WORK INSTRUCTION: From the entries below, give the number of lines where the word "data" occurs, and nothing else.

EXTRACTED MATERIAL:
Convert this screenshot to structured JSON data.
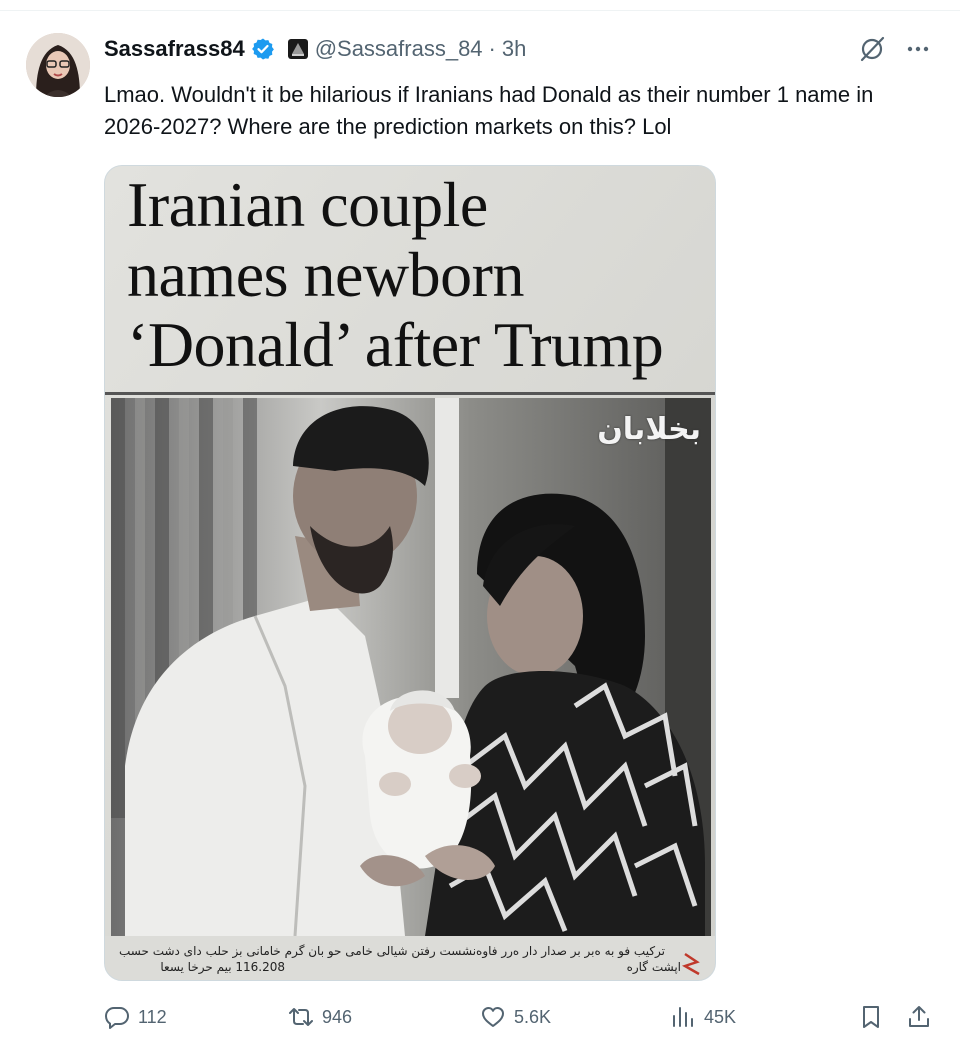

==

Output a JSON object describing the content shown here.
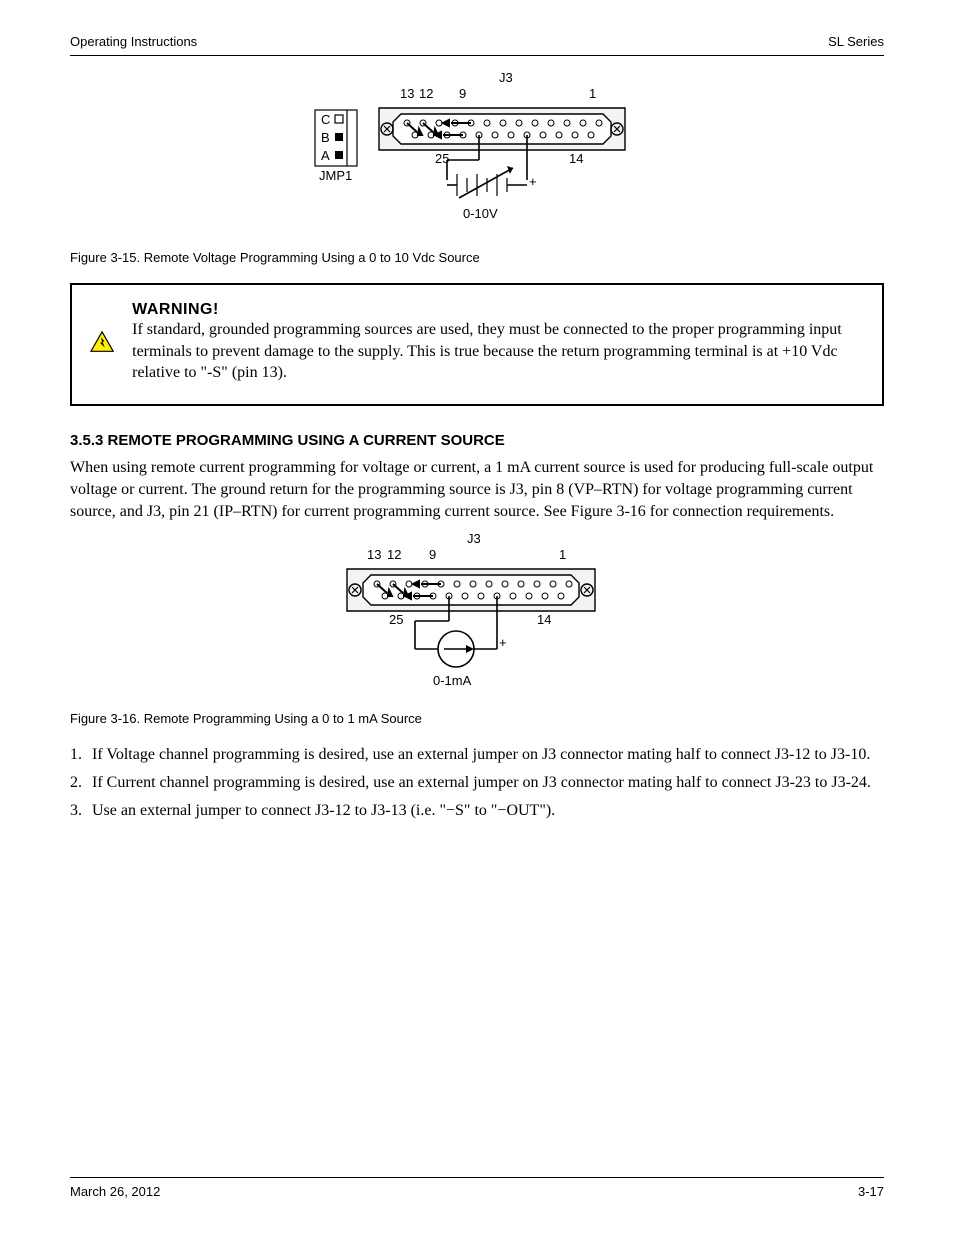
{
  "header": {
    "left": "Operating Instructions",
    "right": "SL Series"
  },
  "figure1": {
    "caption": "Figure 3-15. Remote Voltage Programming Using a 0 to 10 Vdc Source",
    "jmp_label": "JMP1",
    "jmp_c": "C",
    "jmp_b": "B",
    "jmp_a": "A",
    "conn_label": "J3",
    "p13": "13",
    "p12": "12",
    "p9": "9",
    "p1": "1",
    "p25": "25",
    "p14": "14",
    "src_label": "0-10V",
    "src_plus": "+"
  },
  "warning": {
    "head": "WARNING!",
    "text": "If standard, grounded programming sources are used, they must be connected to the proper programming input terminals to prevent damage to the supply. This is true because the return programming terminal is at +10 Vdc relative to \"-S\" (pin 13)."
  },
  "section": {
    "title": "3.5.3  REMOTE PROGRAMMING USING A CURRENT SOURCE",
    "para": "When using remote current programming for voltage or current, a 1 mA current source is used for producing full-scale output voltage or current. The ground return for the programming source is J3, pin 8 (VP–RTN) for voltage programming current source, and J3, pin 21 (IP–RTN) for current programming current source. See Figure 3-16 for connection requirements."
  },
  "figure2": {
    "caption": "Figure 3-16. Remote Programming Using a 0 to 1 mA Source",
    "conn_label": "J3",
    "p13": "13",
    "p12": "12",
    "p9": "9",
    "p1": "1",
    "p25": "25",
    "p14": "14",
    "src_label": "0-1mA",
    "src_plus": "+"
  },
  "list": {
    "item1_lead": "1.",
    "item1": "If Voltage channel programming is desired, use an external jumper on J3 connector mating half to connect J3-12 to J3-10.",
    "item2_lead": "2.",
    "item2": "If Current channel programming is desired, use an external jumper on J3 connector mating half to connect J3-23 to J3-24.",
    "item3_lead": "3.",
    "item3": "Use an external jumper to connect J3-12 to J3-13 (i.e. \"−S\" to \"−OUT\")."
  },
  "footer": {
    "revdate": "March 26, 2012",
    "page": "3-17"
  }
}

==

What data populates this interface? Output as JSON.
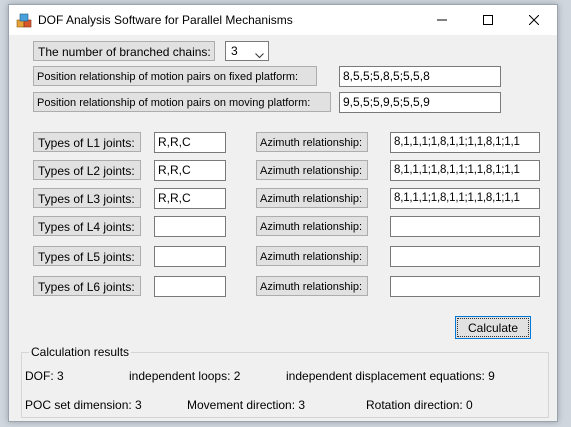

ANSWER SPACE: 2